▸ **Work to be completed**
Whenever the word "Convertir" occurs in a line of the material below, that line is counted. Report only the count.

------ Material for the task

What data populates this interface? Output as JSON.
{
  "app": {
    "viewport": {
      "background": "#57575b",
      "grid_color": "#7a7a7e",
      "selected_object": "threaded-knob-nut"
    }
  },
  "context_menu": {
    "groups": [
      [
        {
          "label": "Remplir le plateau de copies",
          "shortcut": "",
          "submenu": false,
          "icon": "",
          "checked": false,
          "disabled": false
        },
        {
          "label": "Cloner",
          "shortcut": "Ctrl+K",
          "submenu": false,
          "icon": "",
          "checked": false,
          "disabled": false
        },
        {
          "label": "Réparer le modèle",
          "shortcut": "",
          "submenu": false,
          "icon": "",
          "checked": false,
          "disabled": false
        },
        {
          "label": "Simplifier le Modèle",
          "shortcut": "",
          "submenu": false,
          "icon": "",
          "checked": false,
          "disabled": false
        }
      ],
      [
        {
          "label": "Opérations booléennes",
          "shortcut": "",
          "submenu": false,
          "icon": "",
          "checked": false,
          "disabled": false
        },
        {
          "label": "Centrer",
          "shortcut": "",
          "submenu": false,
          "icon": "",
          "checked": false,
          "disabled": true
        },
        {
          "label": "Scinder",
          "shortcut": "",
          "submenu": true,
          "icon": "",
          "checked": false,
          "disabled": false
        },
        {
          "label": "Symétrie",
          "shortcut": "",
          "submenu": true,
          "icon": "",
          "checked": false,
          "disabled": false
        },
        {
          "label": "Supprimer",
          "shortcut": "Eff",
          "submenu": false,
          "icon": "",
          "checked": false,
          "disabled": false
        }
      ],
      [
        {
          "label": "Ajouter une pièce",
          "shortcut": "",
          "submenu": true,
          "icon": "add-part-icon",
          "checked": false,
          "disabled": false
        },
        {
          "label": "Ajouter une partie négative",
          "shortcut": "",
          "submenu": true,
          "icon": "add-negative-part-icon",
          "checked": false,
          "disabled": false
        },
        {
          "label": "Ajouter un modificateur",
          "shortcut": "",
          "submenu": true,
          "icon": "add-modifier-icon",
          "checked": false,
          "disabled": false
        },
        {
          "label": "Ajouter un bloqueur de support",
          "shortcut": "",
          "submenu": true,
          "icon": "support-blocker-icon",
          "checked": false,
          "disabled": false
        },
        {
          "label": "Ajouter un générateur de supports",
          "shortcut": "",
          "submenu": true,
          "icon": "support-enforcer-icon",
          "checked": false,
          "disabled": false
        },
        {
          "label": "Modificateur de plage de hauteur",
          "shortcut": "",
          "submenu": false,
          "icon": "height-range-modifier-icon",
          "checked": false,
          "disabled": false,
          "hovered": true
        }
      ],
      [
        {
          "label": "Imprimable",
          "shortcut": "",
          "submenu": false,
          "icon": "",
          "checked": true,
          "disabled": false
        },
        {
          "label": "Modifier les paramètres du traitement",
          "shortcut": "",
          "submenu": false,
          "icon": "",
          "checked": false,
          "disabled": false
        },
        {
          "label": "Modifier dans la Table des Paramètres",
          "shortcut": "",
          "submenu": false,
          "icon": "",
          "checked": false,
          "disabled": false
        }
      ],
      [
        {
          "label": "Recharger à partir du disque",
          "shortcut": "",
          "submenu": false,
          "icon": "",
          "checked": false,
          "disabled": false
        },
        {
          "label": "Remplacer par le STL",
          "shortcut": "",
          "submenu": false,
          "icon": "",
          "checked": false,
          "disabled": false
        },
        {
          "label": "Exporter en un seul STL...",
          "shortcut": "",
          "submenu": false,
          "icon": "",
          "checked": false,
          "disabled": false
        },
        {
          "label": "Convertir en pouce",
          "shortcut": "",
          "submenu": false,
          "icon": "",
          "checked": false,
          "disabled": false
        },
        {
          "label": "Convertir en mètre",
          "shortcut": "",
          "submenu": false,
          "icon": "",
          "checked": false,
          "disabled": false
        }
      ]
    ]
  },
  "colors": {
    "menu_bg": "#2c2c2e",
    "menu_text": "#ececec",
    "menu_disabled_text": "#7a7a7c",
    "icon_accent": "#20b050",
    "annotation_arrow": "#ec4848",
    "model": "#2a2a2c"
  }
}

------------

▸ **Written response**
2